Opinion: The Stonewall Riots Blockade from School History


Matt Bice, Writer

Summer of 1969, police raid the Stonewall Inn, a New York City bar that was frequented by members of the gay, lesbian and transgender communities. Three days later, eight police officers enter the bar undercover and arrested many people, singling out the employees, drag queens, and anyone dressed as the opposite sex.

This is an inspirational story about a marginalized group being abused by police and the justice system, yet the Olathe Public Schools curriculum includes no mention of the Stonewall riots or their effects on society. LGBT people are underrepresented in our history classes to the point where the marking of the fight for equality is never taught and often unheard of as a whole.

At the time, Stonewall was run by the mafia solely because they could pay off corrupt police in order to allow people to be open about who they are without fear of persecution.

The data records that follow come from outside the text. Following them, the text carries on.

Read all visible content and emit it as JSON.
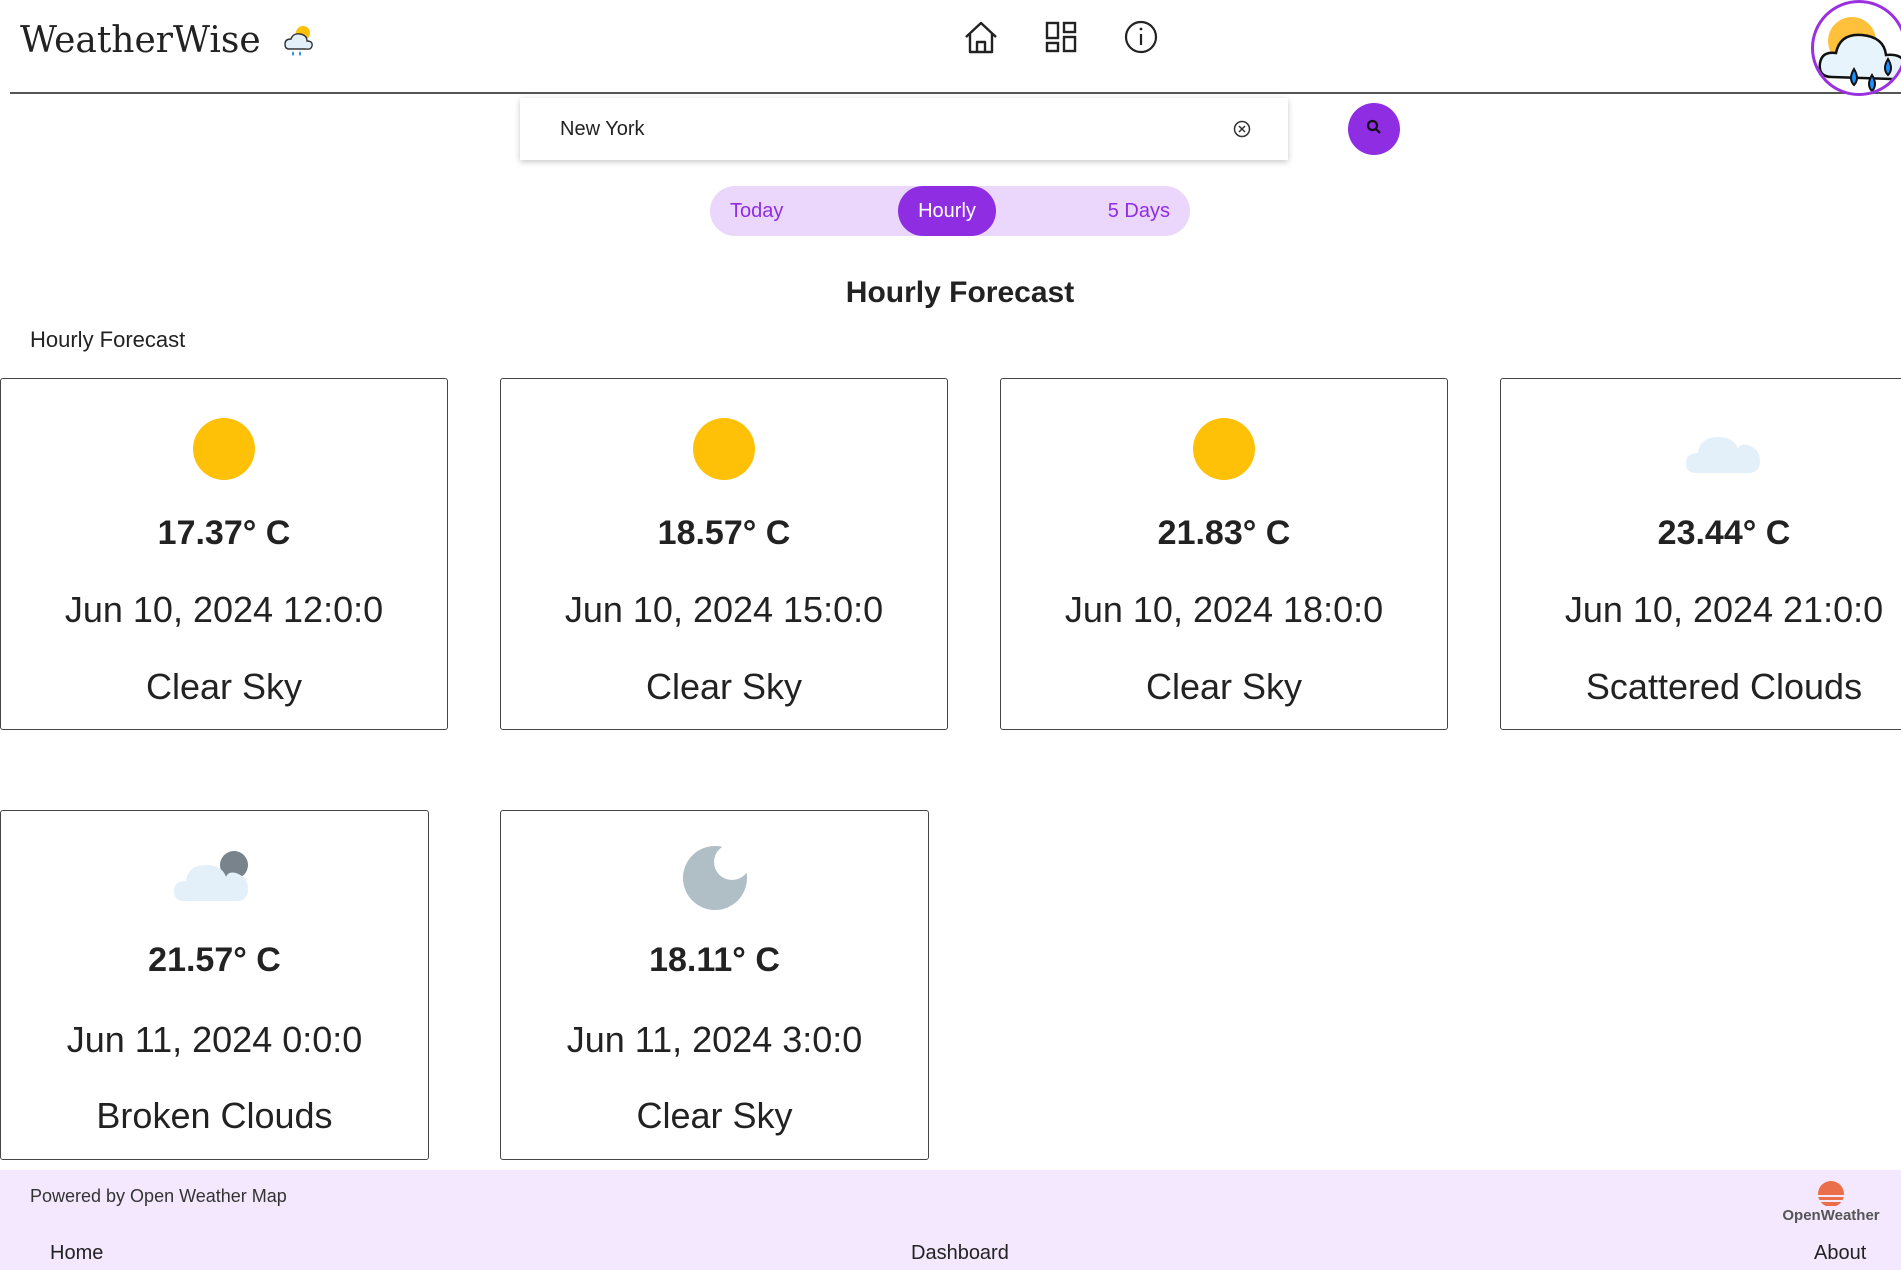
{
  "header": {
    "app_title": "WeatherWise",
    "nav": [
      {
        "name": "home",
        "icon": "home-icon"
      },
      {
        "name": "dashboard",
        "icon": "dashboard-icon"
      },
      {
        "name": "about",
        "icon": "info-icon"
      }
    ]
  },
  "search": {
    "value": "New York",
    "placeholder": ""
  },
  "tabs": [
    {
      "label": "Today",
      "active": false
    },
    {
      "label": "Hourly",
      "active": true
    },
    {
      "label": "5 Days",
      "active": false
    }
  ],
  "main": {
    "title": "Hourly Forecast",
    "subtitle": "Hourly Forecast",
    "cards": [
      {
        "temp": "17.37° C",
        "time": "Jun 10, 2024 12:0:0",
        "desc": "Clear Sky",
        "icon": "sun-icon"
      },
      {
        "temp": "18.57° C",
        "time": "Jun 10, 2024 15:0:0",
        "desc": "Clear Sky",
        "icon": "sun-icon"
      },
      {
        "temp": "21.83° C",
        "time": "Jun 10, 2024 18:0:0",
        "desc": "Clear Sky",
        "icon": "sun-icon"
      },
      {
        "temp": "23.44° C",
        "time": "Jun 10, 2024 21:0:0",
        "desc": "Scattered Clouds",
        "icon": "cloud-icon"
      },
      {
        "temp": "21.57° C",
        "time": "Jun 11, 2024 0:0:0",
        "desc": "Broken Clouds",
        "icon": "broken-clouds-icon"
      },
      {
        "temp": "18.11° C",
        "time": "Jun 11, 2024 3:0:0",
        "desc": "Clear Sky",
        "icon": "moon-icon"
      }
    ]
  },
  "footer": {
    "powered_by": "Powered by Open Weather Map",
    "logo_text": "OpenWeather",
    "links": [
      "Home",
      "Dashboard",
      "About"
    ]
  },
  "colors": {
    "accent": "#8e2de2",
    "tab_bg": "#ead7fb",
    "footer_bg": "#f3e8fd",
    "sun": "#ffc107",
    "cloud": "#e3f0fa",
    "moon": "#b0bec5"
  }
}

In 1969, it was illegal to be homosexual in 49 states, and in New York City it was illegal to have your face painted, discolored, covered, or concealed, or [be] otherwise disguised…[while] in a road or public highway.” This law was originally created in the 19th century, however, it was later used to target people who cross-dressed as the public viewed them as “sick.” 

After the police roughed up a woman dressed as a man, the scene turned into a riot. People fought back against the injustice they were facing, resisting arrest, throwing bricks at policemen and cars, causing a scene to finally be seen. The policemen barricaded themselves inside of the inn until the riot police were able to shut down the riot around 4 a.m.

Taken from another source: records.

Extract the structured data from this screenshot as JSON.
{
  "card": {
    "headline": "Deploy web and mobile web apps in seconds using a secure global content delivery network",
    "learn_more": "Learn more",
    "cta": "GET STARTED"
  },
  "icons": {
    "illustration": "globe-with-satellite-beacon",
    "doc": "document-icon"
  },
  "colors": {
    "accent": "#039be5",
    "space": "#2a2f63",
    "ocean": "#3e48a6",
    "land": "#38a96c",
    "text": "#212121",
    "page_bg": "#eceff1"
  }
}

The Inn reopened the next night to a large crowd of LGBT community members, but the police were intent on shutting this down. They gassed the crowd and beat some of them up as well. This didn’t stop the community from fighting for their rights, they did not riot this not instead they started using stonewall as a center of the fight for equality.

Stonewall should become a staple in U.S. history courses to promote tolerance of the LGBT community as well as show the struggles and tribulations the community faced in this time that is often overlooked by many. 

Stonewall is not the only event important to the history of the LGBT community that should be covered. The first openly transgender woman in the US to undergo gender reassignment surgery, Christine Jorgenson, would be a perfect candidate to be added to history courses. Teaching students about her would bring forward a lot of interesting and beneficial topics outside of the transgender movement as well. She was one of the first gender reassignments, making this a true medical innovation. 

Many may say there is not time to include such topics into the curriculum as there is only so much time in a year, however, this is not a valid argument. We spend so much time beating a dead horse, such as WWI, which is very important, however, we learn about this in modern world history extensively as well as United States History. Thus, we could spend much less time on it and take at least one day to focus on the Stonewall Riots of 1969. 

The Stonewall Riots should be taught in order to promote the inclusiveness of LGBT individuals in schools and to teach about the struggles of the community and how they were overcome. There is no excuse to avoid the discussion of such a major event in our countries history.